# Question bfabb

Apr 25, 2014

The dry gas will occupy 108.7 mL.

This is an example of a Combined Gas Laws problem.

$\frac{{P}_{1} {V}_{1}}{T} _ 1 = \frac{{P}_{2} {V}_{2}}{T} _ 2$

The "trick" is to calculate the partial pressure of the dry gas. Both water vapour and the gas itself contribute to the pressure of the "wet" gas. According to Dalton's Law of Partial Pressures,

${P}_{\text{gas") + P_("H₂O") = P_("atm}}$

At 25.0 °C, the vapour pressure of water is 23.8 torr.

${P}_{\text{gas") = P_("atm") - P_("H₂O}}$ = (746 – 24.8) torr = 721 torr

${T}_{1}$ = (25.0 + 273.15) K = 298.2 K

Summary:
${P}_{1}$ = 721 torr; ${V}_{1}$ = 125.0 mL; ${T}_{1}$ = 298.2 K
${P}_{2}$ = 760 torr; ${V}_{2}$ = ?; ${T}_{2}$ = 273.15 K

$\frac{{P}_{1} {V}_{1}}{T} _ 1 = \frac{{P}_{2} {V}_{2}}{T} _ 2$

V_2 = V_1 × P_1/P_2 × T_2/T_1# =

125.0 mL × $\left(721 \text{ torr")/(760" torr") × (273.15" K")/(298.2" K}\right)$ = 108.7 mL

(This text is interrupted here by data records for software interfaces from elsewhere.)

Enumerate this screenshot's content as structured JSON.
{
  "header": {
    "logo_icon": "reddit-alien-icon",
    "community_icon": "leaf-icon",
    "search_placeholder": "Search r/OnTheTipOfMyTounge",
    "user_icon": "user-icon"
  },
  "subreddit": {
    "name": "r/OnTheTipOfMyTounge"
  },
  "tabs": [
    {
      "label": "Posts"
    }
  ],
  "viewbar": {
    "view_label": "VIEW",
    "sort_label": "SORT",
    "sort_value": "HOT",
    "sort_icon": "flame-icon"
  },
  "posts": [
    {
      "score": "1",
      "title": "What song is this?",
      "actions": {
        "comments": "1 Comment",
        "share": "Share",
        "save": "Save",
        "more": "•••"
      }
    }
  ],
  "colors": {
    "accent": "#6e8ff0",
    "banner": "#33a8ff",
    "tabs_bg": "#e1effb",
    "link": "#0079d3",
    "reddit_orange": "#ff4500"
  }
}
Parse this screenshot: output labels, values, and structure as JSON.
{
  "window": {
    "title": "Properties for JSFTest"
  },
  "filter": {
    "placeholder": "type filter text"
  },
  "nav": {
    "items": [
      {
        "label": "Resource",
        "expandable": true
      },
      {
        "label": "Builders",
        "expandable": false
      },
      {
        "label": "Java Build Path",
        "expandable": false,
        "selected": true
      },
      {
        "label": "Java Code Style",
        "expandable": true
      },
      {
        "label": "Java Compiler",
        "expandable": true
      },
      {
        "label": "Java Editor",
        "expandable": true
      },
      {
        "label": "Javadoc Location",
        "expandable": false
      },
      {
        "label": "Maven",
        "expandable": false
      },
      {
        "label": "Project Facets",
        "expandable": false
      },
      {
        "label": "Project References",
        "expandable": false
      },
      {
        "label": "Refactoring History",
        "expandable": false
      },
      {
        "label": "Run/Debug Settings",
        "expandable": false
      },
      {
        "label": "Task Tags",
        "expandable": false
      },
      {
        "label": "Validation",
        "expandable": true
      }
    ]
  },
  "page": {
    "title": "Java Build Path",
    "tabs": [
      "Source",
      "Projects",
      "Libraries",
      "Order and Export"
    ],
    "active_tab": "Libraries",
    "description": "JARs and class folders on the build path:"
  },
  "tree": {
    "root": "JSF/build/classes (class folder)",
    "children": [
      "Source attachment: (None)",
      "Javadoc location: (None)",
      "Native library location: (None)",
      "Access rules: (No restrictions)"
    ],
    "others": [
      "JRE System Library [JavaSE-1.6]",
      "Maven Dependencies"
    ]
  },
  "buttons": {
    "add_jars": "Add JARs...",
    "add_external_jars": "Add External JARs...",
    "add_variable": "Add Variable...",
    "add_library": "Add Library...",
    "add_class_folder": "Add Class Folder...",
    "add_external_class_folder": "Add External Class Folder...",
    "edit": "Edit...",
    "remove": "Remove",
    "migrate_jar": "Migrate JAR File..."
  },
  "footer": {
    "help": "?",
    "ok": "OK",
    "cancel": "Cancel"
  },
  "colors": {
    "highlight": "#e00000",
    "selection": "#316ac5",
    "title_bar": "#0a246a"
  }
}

The volume of the dry gas is 108.7 mL